The key to success is to accept failure and never give up. An old friend (squash captain at Mayo) showed me, and taught me that no matter how hard or low things get, always have faith and never give up as better things lie ahead. Sometimes, when things feel lost, my coach and my younger brother, always have my back. They motivate me and lift my spirits through their positive attitude.
Are you good in your studies as well? If yes, how are you able to manage sports and studies? And how supportive is your school in helping your squash career?
Though it is very difficult to manage sports and studies together, along with taking part in numerous other activities being in a boarding school, I think I’ve done pretty well in all of the above. This is as a result of the support of the Director, Gen. Kulkarni, and the school. They have always promoted my training and participation throughout the year, while balancing my academics by providing remedial classes and re-tests for the classes and exams that I miss and it is indeed, very fortunate.
What goes through your mind during a long rally?
The fear of making an error with the tension building up in my muscles is what goes through my mind during a long rally.
What sacrifices did you find the hardest in order to pursue your Squash career, and would you say that Squash has changed you as a person?
A sportsman’s life is very different from a normal person’s life. The key element to this is discipline. I have missed out on fun times – late nights and junk food – in order to be healthy and fit for my game. Squash has made me multi-talented and a multi-tasker, along with becoming outgoing since I meet so many new people all the time at tournaments – opponents, parents, coaches, etc.
How does participation in Squash or sports generally benefit other areas of life?
When you’ve dedicated yourself completely to something, you are serious about it and work towards it. And when you’re serious towards one thing in life, it helps shape your character and attitude, not only for the sport, but in life. The seriousness is reflected everywhere, be it academics, sports, co-curriculars, or in general, a disciplined lifestyle.
What junk food do you like the most but have to force yourself not to eat?
I love all kinds of junk food, especially desserts but in order to maintain a high level of fitness, all these must be avoided.
To this point, what's been your best moment or favourite moment in Squash? What’s the one thing that you are most proud of?
The most nail biting, yet favourite moment in squash for me was the quarter finals of the 6th Bengal Open Squash Championship. I was 10-5 match ball down in the 5th set against Armaan Darukhanawala (2nd seed) in an hour long match and I fought hard to win the title itself!
Throughout my journey, there have been a lot of proud moments such as winning the SGFI Championship (National Games) Bengal Junior Open, Silver Spring Open, Uttrakhand Squash Championship and IPSC but the one that always stands above the rest is the pride of playing for the country!

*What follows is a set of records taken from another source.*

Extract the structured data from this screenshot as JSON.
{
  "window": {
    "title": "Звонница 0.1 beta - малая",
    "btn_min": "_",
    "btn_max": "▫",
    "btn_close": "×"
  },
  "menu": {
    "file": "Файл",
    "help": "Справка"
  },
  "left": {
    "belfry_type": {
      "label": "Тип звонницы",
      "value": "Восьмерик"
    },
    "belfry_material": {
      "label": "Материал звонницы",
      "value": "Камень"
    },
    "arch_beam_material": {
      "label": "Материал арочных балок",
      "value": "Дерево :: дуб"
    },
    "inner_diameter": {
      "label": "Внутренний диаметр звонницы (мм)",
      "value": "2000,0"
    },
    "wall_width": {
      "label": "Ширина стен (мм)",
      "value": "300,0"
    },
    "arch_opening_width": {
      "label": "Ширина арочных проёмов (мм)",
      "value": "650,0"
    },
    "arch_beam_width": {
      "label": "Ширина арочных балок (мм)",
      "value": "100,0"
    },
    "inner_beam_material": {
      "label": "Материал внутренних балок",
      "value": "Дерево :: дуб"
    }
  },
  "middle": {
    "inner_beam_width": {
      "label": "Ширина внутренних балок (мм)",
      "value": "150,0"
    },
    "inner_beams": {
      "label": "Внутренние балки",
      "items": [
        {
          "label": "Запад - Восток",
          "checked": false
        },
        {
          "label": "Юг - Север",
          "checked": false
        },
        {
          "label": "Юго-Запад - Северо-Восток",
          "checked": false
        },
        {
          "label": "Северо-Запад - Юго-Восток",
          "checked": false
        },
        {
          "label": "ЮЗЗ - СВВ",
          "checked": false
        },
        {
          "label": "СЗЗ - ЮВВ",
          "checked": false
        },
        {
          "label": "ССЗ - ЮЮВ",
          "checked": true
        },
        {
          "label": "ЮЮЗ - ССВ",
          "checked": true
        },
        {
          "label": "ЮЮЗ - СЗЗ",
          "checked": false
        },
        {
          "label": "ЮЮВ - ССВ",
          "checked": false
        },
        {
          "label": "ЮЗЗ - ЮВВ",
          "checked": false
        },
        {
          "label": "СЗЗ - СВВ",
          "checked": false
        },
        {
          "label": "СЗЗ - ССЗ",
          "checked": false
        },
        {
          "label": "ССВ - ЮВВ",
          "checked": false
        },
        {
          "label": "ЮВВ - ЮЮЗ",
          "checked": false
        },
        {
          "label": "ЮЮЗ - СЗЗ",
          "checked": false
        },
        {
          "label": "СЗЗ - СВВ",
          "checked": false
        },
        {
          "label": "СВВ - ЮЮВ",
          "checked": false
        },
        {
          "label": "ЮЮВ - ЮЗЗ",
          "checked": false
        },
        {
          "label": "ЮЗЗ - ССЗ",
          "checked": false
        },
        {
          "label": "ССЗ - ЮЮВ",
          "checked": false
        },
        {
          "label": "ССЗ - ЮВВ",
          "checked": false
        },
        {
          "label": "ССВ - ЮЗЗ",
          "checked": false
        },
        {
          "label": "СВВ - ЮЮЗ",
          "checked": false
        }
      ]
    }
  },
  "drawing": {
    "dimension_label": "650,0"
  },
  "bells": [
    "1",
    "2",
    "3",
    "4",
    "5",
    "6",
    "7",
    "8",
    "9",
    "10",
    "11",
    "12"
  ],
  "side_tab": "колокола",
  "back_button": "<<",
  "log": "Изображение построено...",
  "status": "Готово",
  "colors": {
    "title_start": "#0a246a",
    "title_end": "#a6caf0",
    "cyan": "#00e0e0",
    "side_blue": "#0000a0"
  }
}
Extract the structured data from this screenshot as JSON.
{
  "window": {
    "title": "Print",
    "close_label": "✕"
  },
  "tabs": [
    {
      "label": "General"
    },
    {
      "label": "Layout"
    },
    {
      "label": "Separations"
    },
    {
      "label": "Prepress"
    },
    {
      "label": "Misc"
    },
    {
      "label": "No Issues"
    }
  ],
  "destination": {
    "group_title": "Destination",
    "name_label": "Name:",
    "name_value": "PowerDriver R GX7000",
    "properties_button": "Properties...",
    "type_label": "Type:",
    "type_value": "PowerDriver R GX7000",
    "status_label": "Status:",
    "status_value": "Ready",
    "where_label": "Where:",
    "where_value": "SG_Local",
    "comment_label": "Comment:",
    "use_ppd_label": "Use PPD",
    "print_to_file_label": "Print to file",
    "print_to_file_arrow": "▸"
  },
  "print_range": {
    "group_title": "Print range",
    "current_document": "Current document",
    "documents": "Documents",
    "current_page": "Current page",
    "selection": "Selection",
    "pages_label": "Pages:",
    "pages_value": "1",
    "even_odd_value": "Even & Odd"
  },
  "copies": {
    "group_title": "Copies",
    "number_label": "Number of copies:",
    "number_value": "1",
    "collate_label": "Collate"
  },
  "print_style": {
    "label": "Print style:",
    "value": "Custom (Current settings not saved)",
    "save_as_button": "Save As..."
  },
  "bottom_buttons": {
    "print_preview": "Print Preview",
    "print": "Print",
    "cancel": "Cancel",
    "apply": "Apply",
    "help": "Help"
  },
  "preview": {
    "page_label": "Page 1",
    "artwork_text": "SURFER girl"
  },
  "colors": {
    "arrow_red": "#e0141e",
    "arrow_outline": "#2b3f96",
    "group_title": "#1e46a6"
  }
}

With “INDIA” written on the back of my t-shirt, the feel of playing is just exuberant and I wish to strive harder in doing my country proud!

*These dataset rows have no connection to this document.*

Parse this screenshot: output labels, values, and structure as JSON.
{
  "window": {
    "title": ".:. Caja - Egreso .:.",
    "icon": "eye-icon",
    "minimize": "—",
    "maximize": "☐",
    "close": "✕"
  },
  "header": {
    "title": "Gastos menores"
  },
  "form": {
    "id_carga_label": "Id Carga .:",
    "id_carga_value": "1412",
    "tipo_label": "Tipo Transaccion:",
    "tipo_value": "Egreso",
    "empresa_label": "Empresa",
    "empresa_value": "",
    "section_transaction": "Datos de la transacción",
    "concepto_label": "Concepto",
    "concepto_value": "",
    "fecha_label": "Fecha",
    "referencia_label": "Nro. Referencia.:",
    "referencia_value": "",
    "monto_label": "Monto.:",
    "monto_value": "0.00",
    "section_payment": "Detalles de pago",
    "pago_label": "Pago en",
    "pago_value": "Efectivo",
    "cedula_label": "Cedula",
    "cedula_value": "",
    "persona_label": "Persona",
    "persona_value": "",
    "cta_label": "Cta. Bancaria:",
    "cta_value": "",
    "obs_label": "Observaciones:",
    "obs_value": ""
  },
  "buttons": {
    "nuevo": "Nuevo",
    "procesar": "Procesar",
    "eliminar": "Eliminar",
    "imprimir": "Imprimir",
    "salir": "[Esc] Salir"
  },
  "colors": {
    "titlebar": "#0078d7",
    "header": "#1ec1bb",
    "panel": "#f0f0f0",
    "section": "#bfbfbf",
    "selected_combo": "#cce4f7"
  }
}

Where would you want yourself to be in the next 5 years?
Though being in love with the sport, my primary focus is my education. I wish to complete my further education in one of the best universities in the world, along with pursuing my passion. I am working towards it and I’m sure my passion will pay dividends in the time to come.

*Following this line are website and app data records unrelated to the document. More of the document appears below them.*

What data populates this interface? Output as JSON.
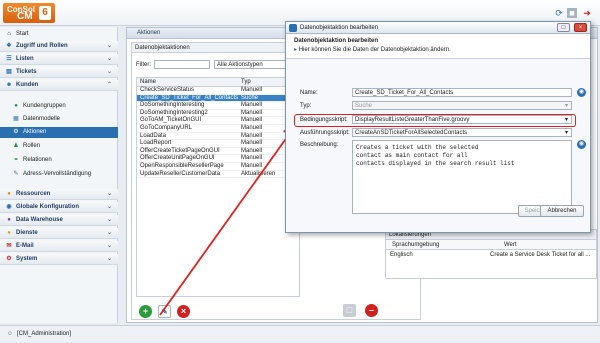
{
  "brand": {
    "line1": "ConSol",
    "line2": "CM",
    "version": "6"
  },
  "sidebar": {
    "start": "Start",
    "sections": [
      {
        "label": "Zugriff und Rollen"
      },
      {
        "label": "Listen"
      },
      {
        "label": "Tickets"
      },
      {
        "label": "Kunden"
      }
    ],
    "kunden_items": [
      "Kundengruppen",
      "Datenmodelle",
      "Aktionen",
      "Rollen",
      "Relationen",
      "Adress-Vervollständigung"
    ],
    "lower": [
      {
        "label": "Ressourcen"
      },
      {
        "label": "Globale Konfiguration"
      },
      {
        "label": "Data Warehouse"
      },
      {
        "label": "Dienste"
      },
      {
        "label": "E-Mail"
      },
      {
        "label": "System"
      }
    ]
  },
  "panel": {
    "title": "Aktionen",
    "inner_title": "Datenobjektaktionen",
    "filter_label": "Filter:",
    "filter_value": "",
    "type_select": "Alle Aktionstypen",
    "col_name": "Name",
    "col_typ": "Typ",
    "rows": [
      {
        "name": "CheckServiceStatus",
        "typ": "Manuell"
      },
      {
        "name": "Create_SD_Ticket_For_All_Contacts",
        "typ": "Suche"
      },
      {
        "name": "DoSomethingInteresting",
        "typ": "Manuell"
      },
      {
        "name": "DoSomethingInteresting2",
        "typ": "Manuell"
      },
      {
        "name": "GoToAM_TicketOnGUI",
        "typ": "Manuell"
      },
      {
        "name": "GoToCompanyURL",
        "typ": "Manuell"
      },
      {
        "name": "LoadData",
        "typ": "Manuell"
      },
      {
        "name": "LoadReport",
        "typ": "Manuell"
      },
      {
        "name": "OfferCreateTicketPageOnGUI",
        "typ": "Manuell"
      },
      {
        "name": "OfferCreateUnitPageOnGUI",
        "typ": "Manuell"
      },
      {
        "name": "OpenResponsibleResellerPage",
        "typ": "Manuell"
      },
      {
        "name": "UpdateResellerCustomerData",
        "typ": "Aktualisieren"
      }
    ],
    "selected_index": 1
  },
  "dialog": {
    "title": "Datenobjektaktion bearbeiten",
    "heading": "Datenobjektaktion bearbeiten",
    "info": "Hier können Sie die Daten der Datenobjektaktion ändern.",
    "name_label": "Name:",
    "name_value": "Create_SD_Ticket_For_All_Contacts",
    "typ_label": "Typ:",
    "typ_value": "Suche",
    "cond_label": "Bedingungsskript:",
    "cond_value": "DisplayResultListeGreaterThanFive.groovy",
    "exec_label": "Ausführungsskript:",
    "exec_value": "CreateAnSDTicketForAllSelectedContacts",
    "desc_label": "Beschreibung:",
    "desc_lines": [
      "Creates a ticket with the selected",
      "contact as main contact for all",
      "contacts displayed in the search result list"
    ],
    "save": "Speichern",
    "cancel": "Abbrechen"
  },
  "localization": {
    "title": "Lokalisierungen",
    "col1": "Sprachumgebung",
    "col2": "Wert",
    "row_lang": "Englisch",
    "row_value": "Create a Service Desk Ticket for all ..."
  },
  "status": {
    "user": "[CM_Administration]"
  },
  "colors": {
    "accent": "#2a6fb0",
    "brand": "#e2701c",
    "highlight": "#e02020"
  }
}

What would be your celebratory meal after winning a match?
Tons of desserts, especially cheesecakes.
With adequate practice and hard work, everything becomes easy.
Most ignored, yet important practice drill in Squash?
Solo drills and ghosting are very under-rated but I have felt the difference in performance with a single session of solo practice.
What is your go-to shot?
Even on bad days, nicks are what I rely on.
Favorite sports movie?
The Game Changers